Опубликовано на портале: 25-12-2003
Подтип: PhD
Тематические разделы: Менеджмент, Маркетинг
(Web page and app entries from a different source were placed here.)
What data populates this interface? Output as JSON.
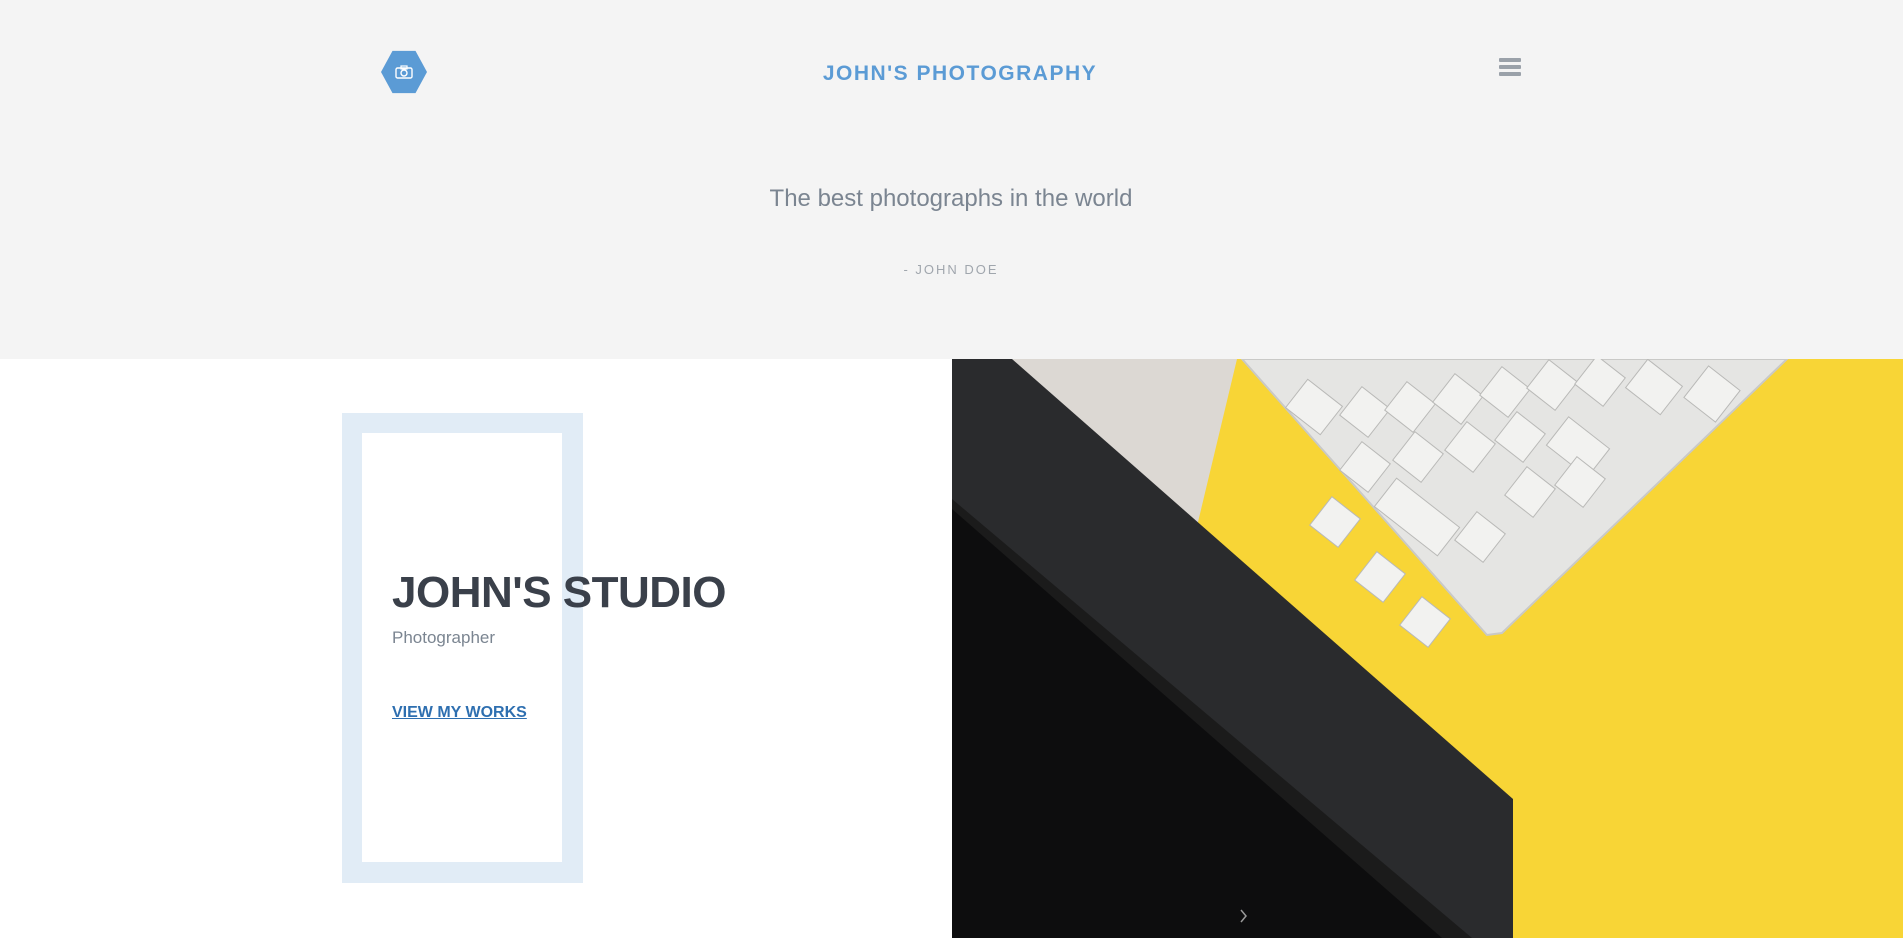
{
  "header": {
    "logo_icon": "camera-icon",
    "title": "JOHN'S PHOTOGRAPHY",
    "menu_icon": "hamburger-menu-icon"
  },
  "hero": {
    "tagline": "The best photographs in the world",
    "author": "- JOHN DOE"
  },
  "studio": {
    "title": "JOHN'S STUDIO",
    "role": "Photographer",
    "link_label": "VIEW MY WORKS"
  },
  "photo": {
    "subject": "keyboard-on-yellow-desk-image",
    "slider_arrow_icon": "chevron-right-icon"
  },
  "colors": {
    "accent": "#5b9bd5",
    "link": "#2e6fb0",
    "heading": "#3a404a",
    "muted": "#7b8591",
    "frame": "#e1ecf6",
    "header_bg": "#f4f4f4",
    "photo_yellow": "#f8d536"
  }
}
Extant literature suggests that establishing trust is an important antecedent to developing longer-term exchange relationships. In the Internet context, due in part to the temporal and spatial separation between buyers and sellers, developing initial trust with customers is an added challenge. Despite the importance of developing trust with consumers and the added difficulty of developing initial trust over the Internet, there is limited research in this area. This dissertation examines information as an initial trust-building cue. The rationale is that since information needs are dynamic and variable across consumers, the task of maintaining current and relevant information is a challenging endeavor for e retailers, providing them a potentially sustainable competitive advantage if they do so. On the other hand, as the Internet matures, other initial trust-building cues like site security certifications and information privacy guarantees are likely to become commonplace. Thus, such cues are less likely to remain sources of sustainable competitive advantage for new e-retailers. Given that information needs vary between consumers, the salience of specific information will be different between consumers. One variable that explains differences in information search and processing is consumer involvement in the product category. Involvement is expected to moderate various relationships between information type and trust. Attribution theory provides an explanation of why the provision of salient product information is likely to improve the consumer's trust in the e-retailer. The relationships proposed in this dissertation were investigated through a web-based consumer choice experiment. Respondents were randomly assigned to one of several hypothetical e-retailer websites. Product-related information was varied across the various versions of the websites. The respondents completed choice tasks at their assigned website and their perceptions of e-retailer trustworthiness were recorded. Trust cues other than product-related information cues were controlled for. The results provide partial support for the hypothesized relationships.